This piece was first published in the Hill Times on February 20, 2017.
Last week, I wrote about the shortcomings of our government whistleblower protection system by examining the law itself. But that’s only half of the story: the efficacy of the program depends equally on those managing it, especially the Public Sector Integrity Commissioner.
This position, created in 2006, is a powerful one: the commissioner is an agent of Parliament, like the auditor general, with formidable investigative powers. However, unlike the Office of the Auditor General, the Office of the Integrity Commissioner (PSIC) does not have a proud track record—in fact it has been a troubled agency from day one.
These troubles have arisen, not because of the many shortcomings in the law but because of the actions of successive com- missioners, some of whom have consistently been criticized by the auditor general or the courts for neglecting their mandate and abusing their authority.
Over the past decade, all three successive commissioners have used similar methods which, by design or not, result in whistleblowers being discouraged or prevented from going to PSIC—and being denied protection when they do. Let’s look at a few examples.
The first two commissioners—In several cases Ouimet and Dion—both took steps to water down or re-interpret PSIC’s mandate.… Read the rest
Posted by DavidH on March 6, 2017
Public Sector Integrity Commissioner Mario Dion
“Gross Mismanagement” “These are not my words but the words used by the Auditor General in his recent report on the Office of the Integrity Commissioner. “We found that the actions and omissions of PSIC senior managers (the Commissioner and Deputy Commissioner) in relation to this file amount to gross mismanagement “The score is now 2 for 2. Two reports by the Auditor General for two Integrity Commissioners. Both Christiane Ouimet and Mario Dion are batting zero.
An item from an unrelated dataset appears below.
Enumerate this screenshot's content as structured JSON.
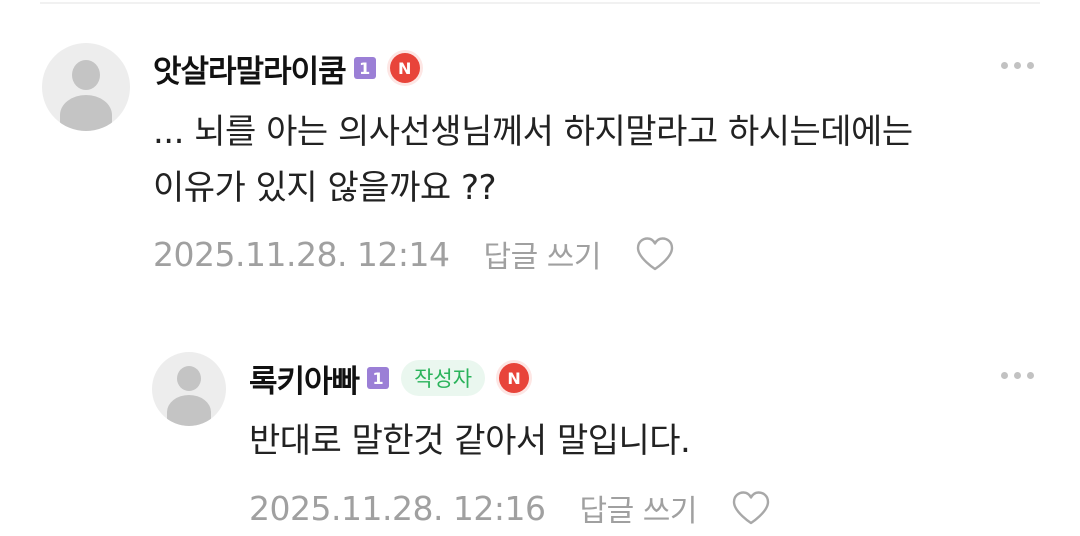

Furthermore the Auditor General states that both the Commissioner and the Deputy Commissioner committed wrongdoings as defined in subsections 8(a) and (c) of the Public Servants Disclosure Protection Act. A question now needs to be answered. Which is worse – internal abuse or external abuse? The abuse done to employees of the Integrity Commissioner under Ouimet or the abuse done to all those who have tried to expose federal bureaucratic corruption with Dion? Both Commissioners were former senior bureaucrats. Both appeared more interested in their position and protecting former colleagues than in helping others.
Gross Mismanagement: The two OPSIC cases reviewed by the Auditor General overlap the terms of both Commissioners. The Auditor General states that he did not expect 100% of the files to be managed without error.… Read the rest
Posted by Allan Cutler on April 28, 2014
We now mark the beginning of a New Year, 2014. At this time it is worth pausing, thinking back to what was or was not achieved and looking forward with our wish list of what may or may not be achieved in the future.
Wish #1: That there will be a sincere effort to expose wrongdoing in the workplace and to protect whistleblowers.
I was recently sent a cartoon by a whistleblower. While the source of the cartoon was inadvertently left out, the caption struck a nerve. It read, “Do you realize that exposing the illegal things your government has been doing is illegal?” Unfortunately, there is more truth than fiction in this caption. We know of ‘gag orders’ that have been forced on some whistleblowers to prevent them from speaking out about wrongdoing. In fact, according to a reliable source, one of these gag orders was drafted by Office of the Integrity Commissioner of Canada (OPSIC) – the Office who should be encouraging whistleblowing.
From a whistleblowers viewpoint, OPSIC has been a dismal failure. While there is the appearance of small successes, they are few in number. There appear to be two goals in that office. First is to find a reason to reject an accusation.… Read the rest
Posted by Allan Cutler on January 21, 2014